§ Your goal
All lines containing the string "pages" must be copied from the entries.

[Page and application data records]

· · · · · · ·

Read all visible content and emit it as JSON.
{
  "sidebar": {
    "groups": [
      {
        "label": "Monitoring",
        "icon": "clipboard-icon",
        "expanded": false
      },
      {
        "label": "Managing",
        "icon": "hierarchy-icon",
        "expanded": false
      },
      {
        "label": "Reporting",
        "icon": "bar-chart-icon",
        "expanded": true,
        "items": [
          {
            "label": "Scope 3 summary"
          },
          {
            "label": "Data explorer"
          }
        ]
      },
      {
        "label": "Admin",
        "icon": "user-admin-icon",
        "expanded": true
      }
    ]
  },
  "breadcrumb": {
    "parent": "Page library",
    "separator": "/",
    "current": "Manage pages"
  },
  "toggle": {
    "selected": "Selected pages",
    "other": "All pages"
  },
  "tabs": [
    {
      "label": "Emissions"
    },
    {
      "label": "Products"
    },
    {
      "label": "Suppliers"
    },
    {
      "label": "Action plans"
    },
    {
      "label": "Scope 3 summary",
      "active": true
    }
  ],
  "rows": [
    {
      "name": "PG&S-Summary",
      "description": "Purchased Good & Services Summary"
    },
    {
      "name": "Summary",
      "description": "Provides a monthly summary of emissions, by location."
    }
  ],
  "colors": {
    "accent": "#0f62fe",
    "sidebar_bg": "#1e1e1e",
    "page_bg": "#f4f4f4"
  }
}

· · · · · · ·

§ Response
    "current": "Manage pages"
    "selected": "Selected pages",
    "other": "All pages"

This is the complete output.